Monday morning in the city of Montreal saw a fan base still reverberating from a lackluster performance by their hometown heroes, Saturday night at the Bell Centre. The Twitterverse and airwaves of the city were alight with discussions about how to fix the multiple problems that are ailing the Canadiens.
More specifically, the Habs have gone 3-for-47 on the power play so far this season, have a defensive core that, to a large degree, looks slow and aging, an offense that has only produced five goals over the last four games, a first and second line that are firing blanks, an inability to find a suitable top-six winger to play on the second line, and only one “W” in their last three outings.
To say that that they have some major issues to contend with, despite their 8-4-1 record, would be an understatement.
Taking the pulse of the fan base over the last few days and even asking them what they would do to spark Scott Gomez and Brian Gionta, the most common complaints I heard have been aimed at head coach, Jacques Martin.
Martin, who is not known to be a panicky person by nature, has been shuffling his lines like a jittery drug addict trying to get the crack in his pipe.
While there is something to be said about switching things up when they are not working, trying a player for a shift or two and hoping it yields results seems more like folly than the methodical actions of a master tactician.
Right now, Martin looks like he is creating his lines combinations like dice in a game of Yatzee. Scooping up the players in seemingly random order, giving them a shake, and then tossing them onto to the ice, hands rubbing together in anticipation of what the result will be. But at least they’re all comfortable in their velvety-soft container.
On the back end, we have seen the usually solid defensive duo of Hal Gill and Josh Gorges struggle and the coach separated in consequence. While there is no question that these two haven’t played their best hockey so far—Gill is a minus-five and Gorges is a minus-two—there is something to be said about familiarity and letting two veterans work out their issues on the ice.

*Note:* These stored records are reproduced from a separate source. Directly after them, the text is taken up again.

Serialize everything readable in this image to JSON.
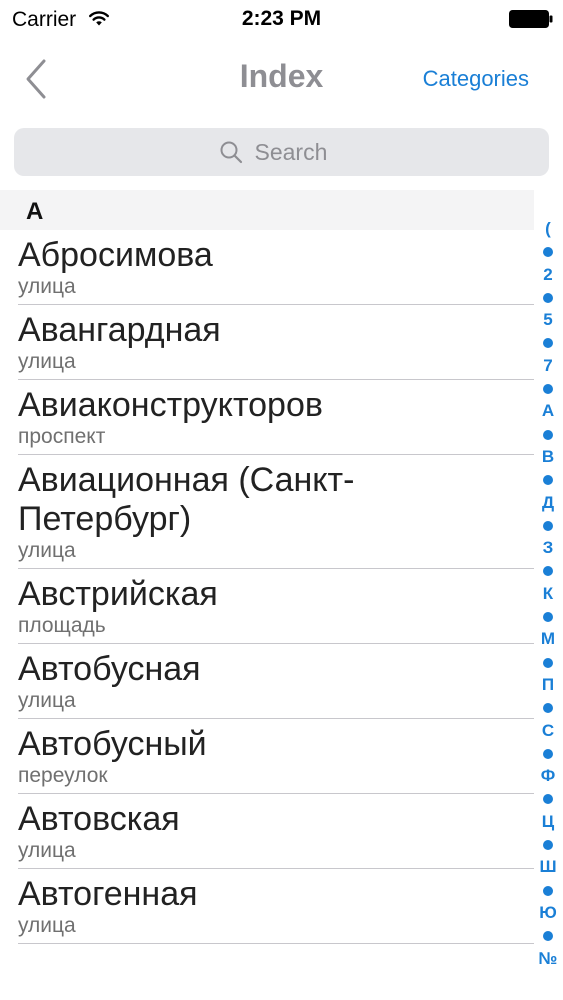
{
  "status_bar": {
    "carrier": "Carrier",
    "time": "2:23 PM"
  },
  "nav": {
    "title": "Index",
    "right_label": "Categories",
    "back_icon": "chevron-left-icon"
  },
  "search": {
    "placeholder": "Search",
    "icon": "search-icon"
  },
  "section": {
    "header": "А"
  },
  "items": [
    {
      "title": "Абросимова",
      "subtitle": "улица"
    },
    {
      "title": "Авангардная",
      "subtitle": "улица"
    },
    {
      "title": "Авиаконструкторов",
      "subtitle": "проспект"
    },
    {
      "title": "Авиационная  (Санкт-Петербург)",
      "subtitle": "улица"
    },
    {
      "title": "Австрийская",
      "subtitle": "площадь"
    },
    {
      "title": "Автобусная",
      "subtitle": "улица"
    },
    {
      "title": "Автобусный",
      "subtitle": "переулок"
    },
    {
      "title": "Автовская",
      "subtitle": "улица"
    },
    {
      "title": "Автогенная",
      "subtitle": "улица"
    }
  ],
  "index_bar": [
    "(",
    "•",
    "2",
    "•",
    "5",
    "•",
    "7",
    "•",
    "А",
    "•",
    "В",
    "•",
    "Д",
    "•",
    "З",
    "•",
    "К",
    "•",
    "М",
    "•",
    "П",
    "•",
    "С",
    "•",
    "Ф",
    "•",
    "Ц",
    "•",
    "Ш",
    "•",
    "Ю",
    "•",
    "№"
  ],
  "colors": {
    "accent": "#1a7fd6",
    "title_gray": "#8e8e93",
    "search_bg": "#e6e7ea",
    "section_bg": "#f4f4f5"
  }
}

Gill was paired with P.K. Subban on Saturday and that duo didn’t fare much better. Andrei Markov looked good with Gorges, but who knows if Coach Martin is going to keep them together.

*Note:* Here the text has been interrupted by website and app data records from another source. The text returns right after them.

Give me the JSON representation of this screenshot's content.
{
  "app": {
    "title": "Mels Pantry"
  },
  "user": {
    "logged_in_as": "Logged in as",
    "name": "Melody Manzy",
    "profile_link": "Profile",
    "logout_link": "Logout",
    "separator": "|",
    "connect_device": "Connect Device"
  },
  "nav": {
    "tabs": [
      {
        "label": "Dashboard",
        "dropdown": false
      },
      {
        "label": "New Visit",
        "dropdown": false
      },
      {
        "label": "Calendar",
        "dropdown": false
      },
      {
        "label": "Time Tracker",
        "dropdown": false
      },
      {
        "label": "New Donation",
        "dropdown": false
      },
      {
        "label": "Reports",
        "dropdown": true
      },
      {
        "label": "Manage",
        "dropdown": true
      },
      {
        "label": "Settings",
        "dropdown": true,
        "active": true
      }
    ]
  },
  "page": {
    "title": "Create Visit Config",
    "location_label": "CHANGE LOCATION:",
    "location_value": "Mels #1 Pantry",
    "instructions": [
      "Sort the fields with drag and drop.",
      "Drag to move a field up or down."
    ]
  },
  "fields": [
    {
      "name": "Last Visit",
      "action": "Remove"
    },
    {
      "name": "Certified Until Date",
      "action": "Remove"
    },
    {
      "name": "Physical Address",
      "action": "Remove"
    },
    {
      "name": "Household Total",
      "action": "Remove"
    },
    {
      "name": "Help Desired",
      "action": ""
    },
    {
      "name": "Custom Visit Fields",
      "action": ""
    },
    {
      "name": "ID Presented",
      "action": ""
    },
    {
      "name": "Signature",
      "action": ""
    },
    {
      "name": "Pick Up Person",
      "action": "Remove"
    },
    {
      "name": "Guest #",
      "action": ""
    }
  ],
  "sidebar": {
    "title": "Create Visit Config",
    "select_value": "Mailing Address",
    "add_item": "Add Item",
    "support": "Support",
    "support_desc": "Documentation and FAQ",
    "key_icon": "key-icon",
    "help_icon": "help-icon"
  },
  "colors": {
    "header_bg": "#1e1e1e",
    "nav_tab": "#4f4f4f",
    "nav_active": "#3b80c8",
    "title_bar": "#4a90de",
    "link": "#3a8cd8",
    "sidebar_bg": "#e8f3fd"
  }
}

While there are problems on the back end, the forward ranks are completely in shambles.
Gionta has finally been moved off of Gomez’s wing onto the top line with Tomas Plekanec and Michael Cammalleri. That line looks like they will stay together, at least for tonight’s tilt against the Canucks, and given more than a few shifts together should be able to produce offense.
The second line, anchored by Gomez, will have Andrei Kostitsyn on one side and Maxim Lapierre on the other. Like Travis Moen and Tom Pyatt before him, Lapierre will be a stop-gap solution at best. Sure, his combination of grit, speed and skill should be a decent complement for Gomez, but let’s not forget that with one goal, one assist, and a minus-four rating, Lapierre hasn’t exactly been ripping it up.
Lars Eller will be back in the lineup as the third line center, tonight, one game after being a healthy scratch—and getting no explanation from the coaching staff as to why—and a day after the Canadiens waived Dustin Boyd.
Was the Boyd move intended to create cap space for a trade or a roster spot for a call up? My Hockeybuzz.com colleagues Eric Engels and Steven Hindle break this one down pretty well. In a few more hours we’ll find out if anyone claims Boyd or if he is eligible to go down to Hamilton.
In the net tonight, Carey Price will be getting his 14th start of the season tonight against Montreal-native Roberto Luongo for Vancouver.
The Canucks are a team on fire, having won six straight games and have 18 points in the standings—one more than Montreal.
The Habs had better stay out of the penalty box tonight because the Canucks have the number one ranked power play in the league, operating at a searing 29.4 percent efficiency rate. Let’s hope the Habs watched a lot of tape of Vancouver’s power play in action in order to a) learn how to stop it and b) learn how a useful power play is supposed to be executed.
The one caveat to a game that looks all but lost, on paper, is that the Canadiens made a habit of playing better against the elite teams in the league last season. Sure, they’d lose to the cellar dwellers, but they would rise to the occasion against the best in the league.
We’ll see if Martin’s lineup changes pay dividends tonight. Puck drops at 7:38 p.m.-ish.